EXERCISE OBJECTIVE – Respond with the count alone after checking every line in the material below for "Media".

DATA SUPPLIED –
____

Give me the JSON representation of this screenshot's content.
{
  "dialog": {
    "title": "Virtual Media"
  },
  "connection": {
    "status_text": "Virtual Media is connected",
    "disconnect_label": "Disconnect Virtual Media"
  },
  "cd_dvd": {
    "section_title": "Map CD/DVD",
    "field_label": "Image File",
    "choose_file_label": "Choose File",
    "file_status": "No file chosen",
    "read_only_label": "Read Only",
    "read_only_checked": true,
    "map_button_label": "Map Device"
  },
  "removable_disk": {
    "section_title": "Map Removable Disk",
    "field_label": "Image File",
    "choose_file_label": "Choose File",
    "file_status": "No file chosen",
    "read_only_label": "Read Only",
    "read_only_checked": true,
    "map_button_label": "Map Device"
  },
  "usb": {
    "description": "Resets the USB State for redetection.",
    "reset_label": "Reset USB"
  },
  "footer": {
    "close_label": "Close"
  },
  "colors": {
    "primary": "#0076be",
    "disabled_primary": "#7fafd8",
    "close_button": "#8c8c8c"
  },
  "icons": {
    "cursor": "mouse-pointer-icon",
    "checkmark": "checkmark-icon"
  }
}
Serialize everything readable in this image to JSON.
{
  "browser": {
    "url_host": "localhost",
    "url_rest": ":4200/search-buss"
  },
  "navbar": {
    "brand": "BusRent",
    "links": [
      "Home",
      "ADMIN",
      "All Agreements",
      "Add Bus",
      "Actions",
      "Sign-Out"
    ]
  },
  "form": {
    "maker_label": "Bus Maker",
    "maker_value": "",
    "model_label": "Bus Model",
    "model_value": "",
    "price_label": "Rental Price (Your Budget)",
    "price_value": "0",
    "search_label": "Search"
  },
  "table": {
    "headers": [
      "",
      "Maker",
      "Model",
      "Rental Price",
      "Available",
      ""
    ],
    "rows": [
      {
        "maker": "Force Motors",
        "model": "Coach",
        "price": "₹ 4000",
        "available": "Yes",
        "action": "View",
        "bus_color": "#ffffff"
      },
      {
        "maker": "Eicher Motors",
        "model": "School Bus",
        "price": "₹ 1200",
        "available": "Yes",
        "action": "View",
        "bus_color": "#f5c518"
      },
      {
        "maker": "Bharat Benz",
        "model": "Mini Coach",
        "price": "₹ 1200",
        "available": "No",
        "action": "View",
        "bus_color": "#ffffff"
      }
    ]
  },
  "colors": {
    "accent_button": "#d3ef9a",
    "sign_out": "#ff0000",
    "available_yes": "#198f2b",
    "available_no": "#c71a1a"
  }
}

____

SOLUTION TO THIS PROBLEM – 3